However, the way we assess the equity value has shifted. Company valuations are derived from future potential, a perception of an innovative culture, proprietary disruptive technology and the potential to drive social change.

The rise of Uber, Airbnb, Twitter and the like broke ground by achieving staggering valuations based on a scale-up model; validate that a highly disruptive business has product-market fit; and use private equity funding to rapidly scale the business and pivot to profitability once economies of scale have been achieved.  

This model is not unique to Nutmeg and digital advice; their contemporary in the pension aggregation market, PensionBee, posted losses of £23.7mn in 2021. By my calculations, Nutmeg has now posted losses totalling around £116mn since 2012. But losses are not the full picture under the banner of success in the scale-up ecosystem.

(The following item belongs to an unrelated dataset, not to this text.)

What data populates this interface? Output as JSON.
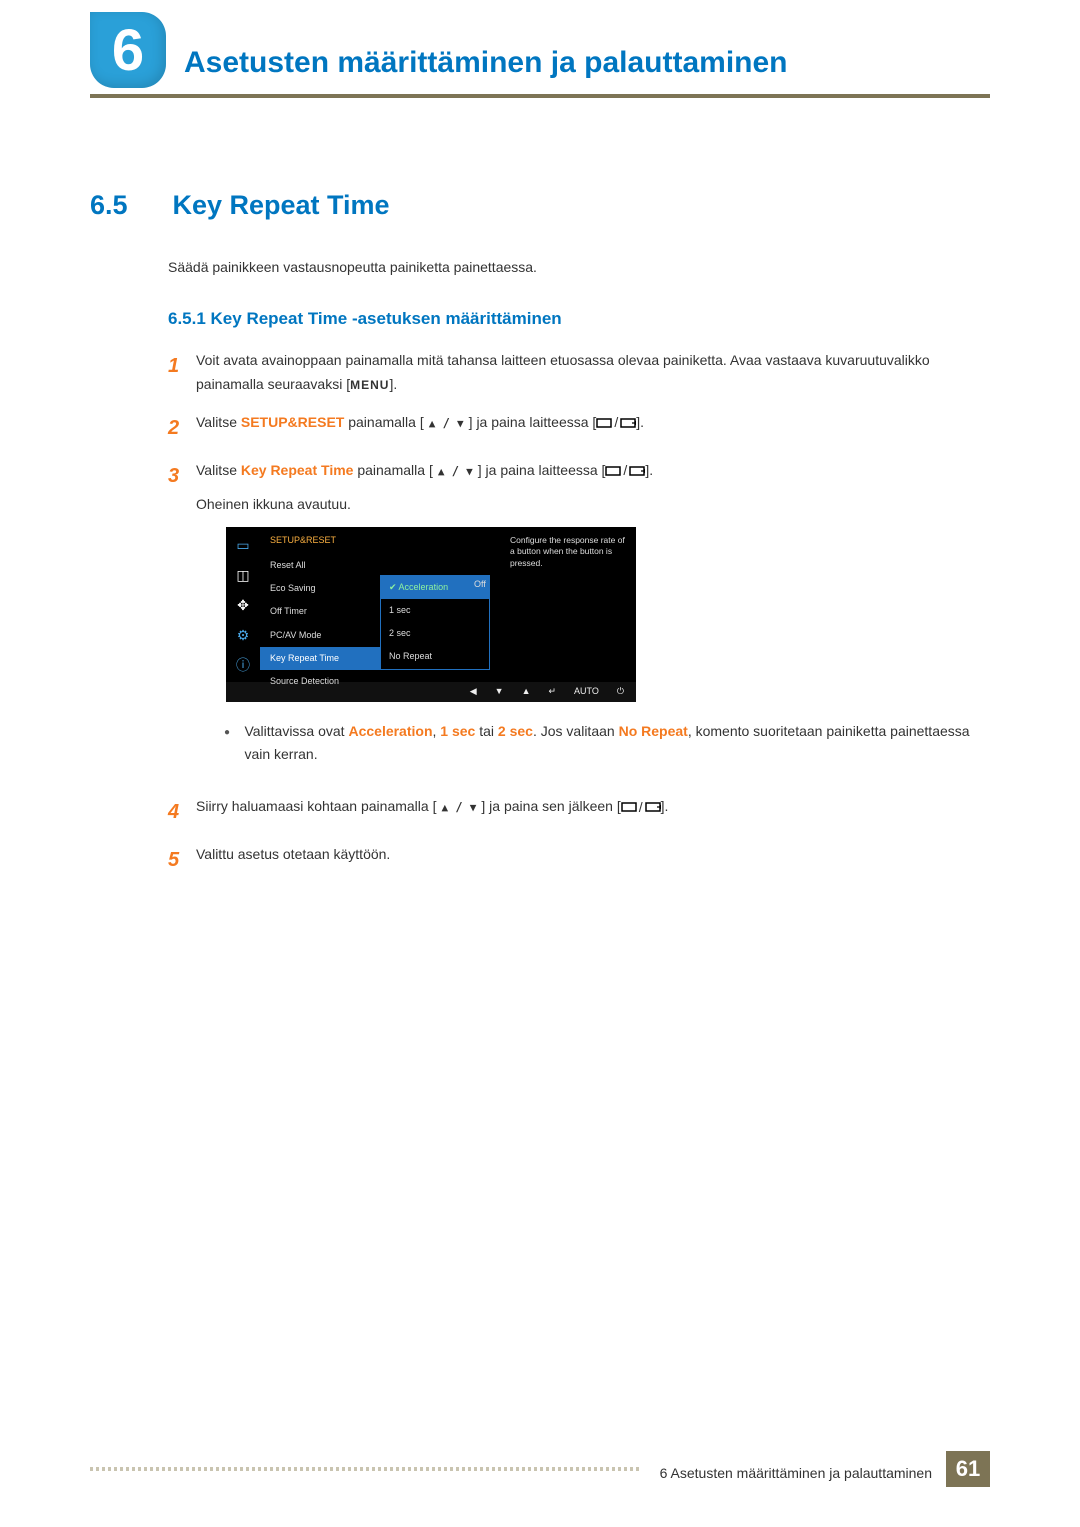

Crunchbase reports that Nutmeg received around $153.6mn (£125mn) across eight funding rounds. Contrast that to the £700mn sale to JP Morgan and investors have got a healthy return. 

Furthermore, the scale-up model looks to be working for Nutmeg. Nutmeg’s assets under management have begun to grow exponentially. Assets grew by about £500mn a year between 2016-20, before increasing by £1bn in 2021, reaching £3.5bn. Nutmeg is already reporting £4.5bn halfway through 2022.

Client acquisition, often touted as an expensive barrier to scale, has followed a similar curve, growing from around 100,000 in late 2020 to about 140,000 by mid 2021. Turnover may be ‘vanity’ but grew 70 per cent, albeit this is staggering in the context of a 28 per cent growth in losses.

I commented in 2018 that digital wealth or robos look to be holding a strong hand just so long as they can stay in the game long enough to reap the potential rewards.